San Jose, Calif. — Not far from finishing the first quarter of the season, the Rangers are still trying to establish themselves amid a patchy start that has seen them finish fourth in the D.C. Division.
There were losses that should have been wins, wins that should have been losses and ups and downs in their game from one period to the next that led to injury. It seems the “it” factor every opposing team has – and the Rangers certainly had it last season – hasn’t appeared since their season-opening victory over the Lightning just over a month ago.
The Rangers may only be in game 19 of 82 on Saturday against the Sharks, but enough has passed since the 2022-23 season for an intense competition to form in their division.

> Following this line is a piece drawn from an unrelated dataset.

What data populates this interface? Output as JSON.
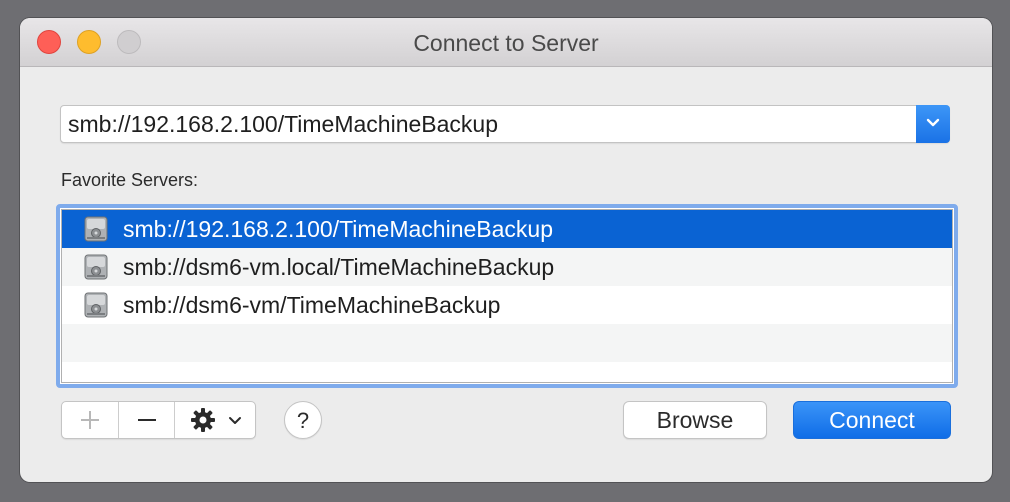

Devils fans at the Prudential Center last night were chanting to apologize to coach Lindy Ruff for calling him his position at the start of the season. Now, the Devils have won 11 in a row and lead the Metros with a 14-3-0 record with 28 points, which is tied with the Golden Knights for second in the NHL.
The Islanders are trying to make this season a redemption season after a losing campaign in 2021-22, and they’re off to the kind of start that could allow them to do just that. With a 0.611 points percentage and an 11-7-0 record, the Islanders are currently third in the division. As expected, the second-place Hurricanes are just as strong as they were last season.
The Rangers — particularly their superstars — have the onus to cut out the mess of mediocrity if they want to remain competitive in a loaded Eastern Conference.
“[Opponents are] We will have opposition. We’re not only going to be able to dominate for the full 60 minutes the NHL team we’re still playing against,” said Mika Zibanejad after the Rangers lost 3-2 in overtime to the Kraken. “But I think with that being said, there are probably a lot of things we could do better in terms of when you feel the momentum swing. When you feel like they get their chances. I would say they get a lot of their chances from our mistakes.” And our malfunctions and other things.
Scoring during a five-on-five game has been a problem lately. The Rangers have simply been a quality shooting team when they need to be otherwise. They are currently tied with the Wild for the second most losses in games in which they have outscored their opponents (five), behind only the Flames’ and Panthers’ six.
Artemy Panarin, who leads the Rangers with 22 points, went three straight games without a shot in five-on-five for only the second time in his NHL career. Rangers aren’t built to persevere through matches in which their top six players don’t lift their weight – at least when the team isn’t getting goalkeeping from another world.
The Rangers also struggled mightily when they were pushed into the perimeter, which is something opponents seem to focus on.
There is certainly a mental hurdle to clear as the team tries to claw its way out of a jam. However, nothing should be more motivating than what is happening around them in the department.
“We have good five-on-five chances and we can’t expect every shot to go in,” Zibanejad said. “When you start that conversation it becomes frustrating because you can’t score five-on-five. Maybe you’re thinking about it too much, maybe you don’t have the confidence, maybe you’re looking for an extra pass to make sure it’s a better chance than you have because you don’t feel confident you’re going to score. They are small things and can get swayed easily.
“I don’t think it will come from fear or thinking about it too much. We’ll just fight through it. It goes up and down all season.”